[[ Exercise data, beginning ]]
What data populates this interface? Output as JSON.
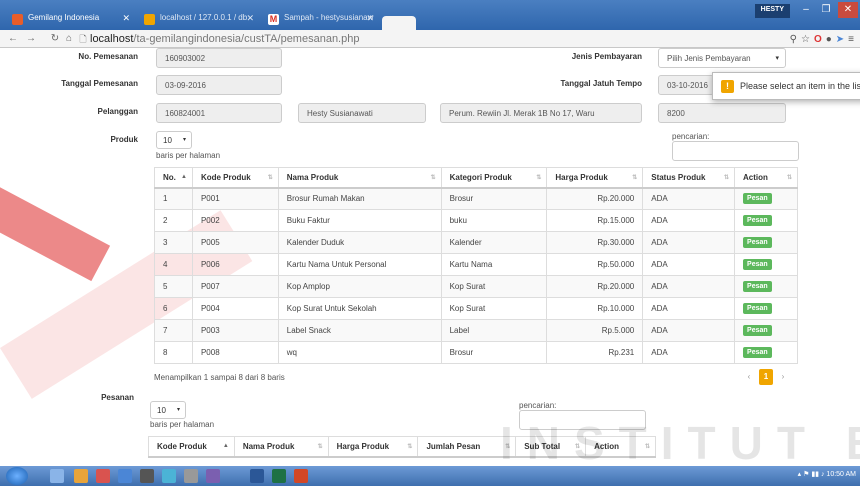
{
  "browser": {
    "tabs": [
      {
        "label": "Gemilang Indonesia",
        "active": false,
        "color": "#e85d2a"
      },
      {
        "label": "localhost / 127.0.0.1 / db",
        "active": false,
        "color": "#f0a500"
      },
      {
        "label": "Sampah - hestysusianaw",
        "active": false,
        "color": "#d93025"
      },
      {
        "label": "",
        "active": true,
        "color": "#f4f4f4"
      }
    ],
    "user": "HESTY",
    "url_host": "localhost",
    "url_path": "/ta-gemilangindonesia/custTA/pemesanan.php"
  },
  "form": {
    "no_pemesanan_label": "No. Pemesanan",
    "no_pemesanan": "160903002",
    "tanggal_pemesanan_label": "Tanggal Pemesanan",
    "tanggal_pemesanan": "03-09-2016",
    "pelanggan_label": "Pelanggan",
    "pelanggan_id": "160824001",
    "pelanggan_nama": "Hesty Susianawati",
    "pelanggan_alamat": "Perum. Rewiin Jl. Merak 1B No 17, Waru",
    "pelanggan_kode": "8200",
    "jenis_pembayaran_label": "Jenis Pembayaran",
    "jenis_pembayaran": "Pilih Jenis Pembayaran",
    "jatuh_tempo_label": "Tanggal Jatuh Tempo",
    "jatuh_tempo": "03-10-2016",
    "validation_msg": "Please select an item in the list."
  },
  "produk": {
    "label": "Produk",
    "length": "10",
    "per_page": "baris per halaman",
    "search_label": "pencarian:",
    "columns": [
      "No.",
      "Kode Produk",
      "Nama Produk",
      "Kategori Produk",
      "Harga Produk",
      "Status Produk",
      "Action"
    ],
    "rows": [
      {
        "no": "1",
        "kode": "P001",
        "nama": "Brosur Rumah Makan",
        "kategori": "Brosur",
        "harga": "Rp.20.000",
        "status": "ADA",
        "action": "Pesan"
      },
      {
        "no": "2",
        "kode": "P002",
        "nama": "Buku Faktur",
        "kategori": "buku",
        "harga": "Rp.15.000",
        "status": "ADA",
        "action": "Pesan"
      },
      {
        "no": "3",
        "kode": "P005",
        "nama": "Kalender Duduk",
        "kategori": "Kalender",
        "harga": "Rp.30.000",
        "status": "ADA",
        "action": "Pesan"
      },
      {
        "no": "4",
        "kode": "P006",
        "nama": "Kartu Nama Untuk Personal",
        "kategori": "Kartu Nama",
        "harga": "Rp.50.000",
        "status": "ADA",
        "action": "Pesan"
      },
      {
        "no": "5",
        "kode": "P007",
        "nama": "Kop Amplop",
        "kategori": "Kop Surat",
        "harga": "Rp.20.000",
        "status": "ADA",
        "action": "Pesan"
      },
      {
        "no": "6",
        "kode": "P004",
        "nama": "Kop Surat Untuk Sekolah",
        "kategori": "Kop Surat",
        "harga": "Rp.10.000",
        "status": "ADA",
        "action": "Pesan"
      },
      {
        "no": "7",
        "kode": "P003",
        "nama": "Label Snack",
        "kategori": "Label",
        "harga": "Rp.5.000",
        "status": "ADA",
        "action": "Pesan"
      },
      {
        "no": "8",
        "kode": "P008",
        "nama": "wq",
        "kategori": "Brosur",
        "harga": "Rp.231",
        "status": "ADA",
        "action": "Pesan"
      }
    ],
    "info": "Menampilkan 1 sampai 8 dari 8 baris",
    "pager": {
      "prev": "‹",
      "current": "1",
      "next": "›"
    }
  },
  "pesanan": {
    "label": "Pesanan",
    "length": "10",
    "per_page": "baris per halaman",
    "search_label": "pencarian:",
    "columns": [
      "Kode Produk",
      "Nama Produk",
      "Harga Produk",
      "Jumlah Pesan",
      "Sub Total",
      "Action"
    ]
  },
  "watermark": "INSTITUT BISNIS",
  "taskbar": {
    "clock": "10:50 AM"
  }
}
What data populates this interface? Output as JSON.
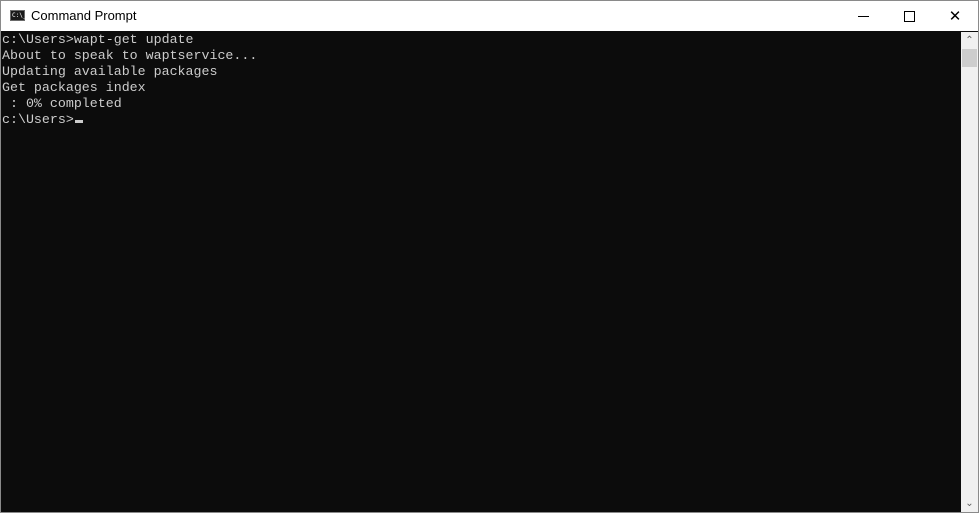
{
  "window": {
    "title": "Command Prompt",
    "icon": "cmd-icon",
    "icon_text": "C:\\_",
    "controls": {
      "minimize": "minimize-icon",
      "maximize": "maximize-icon",
      "close_glyph": "✕"
    }
  },
  "terminal": {
    "lines": [
      "c:\\Users>wapt-get update",
      "About to speak to waptservice...",
      "Updating available packages",
      "Get packages index",
      " : 0% completed"
    ],
    "prompt": "c:\\Users>",
    "progress_percent": 0
  },
  "scrollbar": {
    "up_glyph": "⌃",
    "down_glyph": "⌄"
  }
}
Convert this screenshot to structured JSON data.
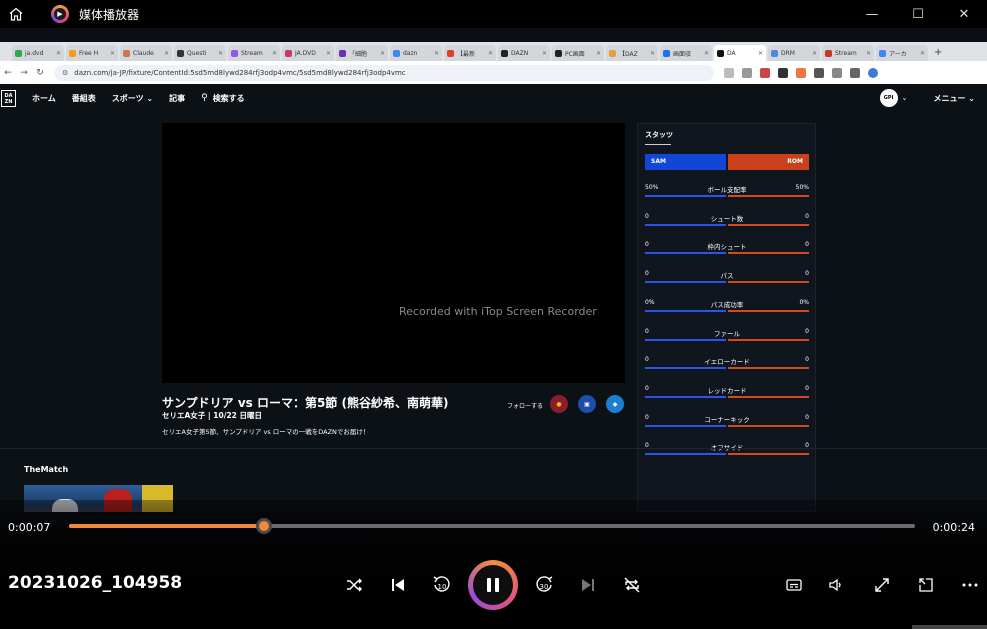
{
  "window": {
    "title": "媒体播放器",
    "controls": [
      "—",
      "☐",
      "✕"
    ]
  },
  "browser": {
    "tabs": [
      {
        "label": "ja.dvd",
        "color": "#2fa84f"
      },
      {
        "label": "Free H",
        "color": "#f59c1a"
      },
      {
        "label": "Claude",
        "color": "#c9774e"
      },
      {
        "label": "Questi",
        "color": "#333333"
      },
      {
        "label": "Stream",
        "color": "#8e58e8"
      },
      {
        "label": "JA.DVD",
        "color": "#c93a6a"
      },
      {
        "label": "「細胞",
        "color": "#6b2fb5"
      },
      {
        "label": "dazn",
        "color": "#4285f4"
      },
      {
        "label": "【最新",
        "color": "#d9412c"
      },
      {
        "label": "DAZN",
        "color": "#222222"
      },
      {
        "label": "PC画面",
        "color": "#222222"
      },
      {
        "label": "【DAZ",
        "color": "#e4a03a"
      },
      {
        "label": "画面収",
        "color": "#1a73e8"
      },
      {
        "label": "DA",
        "color": "#111111"
      },
      {
        "label": "DRM",
        "color": "#4a89dc"
      },
      {
        "label": "Stream",
        "color": "#c0392b"
      },
      {
        "label": "アーカ",
        "color": "#4285f4"
      }
    ],
    "active_tab_index": 13,
    "url": "dazn.com/ja-JP/fixture/ContentId:5sd5md8lywd284rfj3odp4vmc/5sd5md8lywd284rfj3odp4vmc"
  },
  "dazn": {
    "logo": "DA ZN",
    "nav": {
      "home": "ホーム",
      "schedule": "番組表",
      "sports": "スポーツ ⌄",
      "articles": "記事",
      "search": "検索する",
      "avatar": "GPI",
      "menu": "メニュー ⌄"
    },
    "player_watermark": "Recorded with iTop Screen Recorder",
    "match": {
      "title": "サンプドリア vs ローマ：第5節 (熊谷紗希、南萌華)",
      "subtitle": "セリエA女子 | 10/22 日曜日",
      "description": "セリエA女子第5節、サンプドリア vs ローマの一戦をDAZNでお届け！",
      "follow": "フォローする"
    },
    "stats": {
      "header": "スタッツ",
      "home_team": "SAM",
      "away_team": "ROM",
      "rows": [
        {
          "name": "ボール支配率",
          "home": "50%",
          "away": "50%"
        },
        {
          "name": "シュート数",
          "home": "0",
          "away": "0"
        },
        {
          "name": "枠内シュート",
          "home": "0",
          "away": "0"
        },
        {
          "name": "パス",
          "home": "0",
          "away": "0"
        },
        {
          "name": "パス成功率",
          "home": "0%",
          "away": "0%"
        },
        {
          "name": "ファール",
          "home": "0",
          "away": "0"
        },
        {
          "name": "イエローカード",
          "home": "0",
          "away": "0"
        },
        {
          "name": "レッドカード",
          "home": "0",
          "away": "0"
        },
        {
          "name": "コーナーキック",
          "home": "0",
          "away": "0"
        },
        {
          "name": "オフサイド",
          "home": "0",
          "away": "0"
        }
      ]
    },
    "section_title": "TheMatch"
  },
  "player": {
    "current_time": "0:00:07",
    "total_time": "0:00:24",
    "progress_fraction": 0.231,
    "filename": "20231026_104958",
    "accent": "#f0873a"
  }
}
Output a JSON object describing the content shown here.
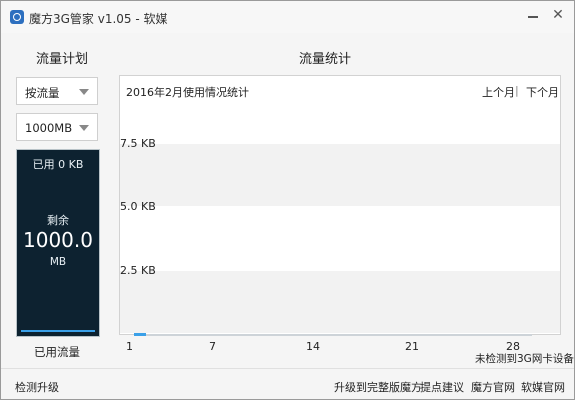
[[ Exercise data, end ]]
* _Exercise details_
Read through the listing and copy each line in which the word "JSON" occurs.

* _Solution for this exercise_
What data populates this interface? Output as JSON.
What data populates this interface? Output as JSON.
Convert this screenshot to structured JSON data.
Output a JSON object describing the content shown here.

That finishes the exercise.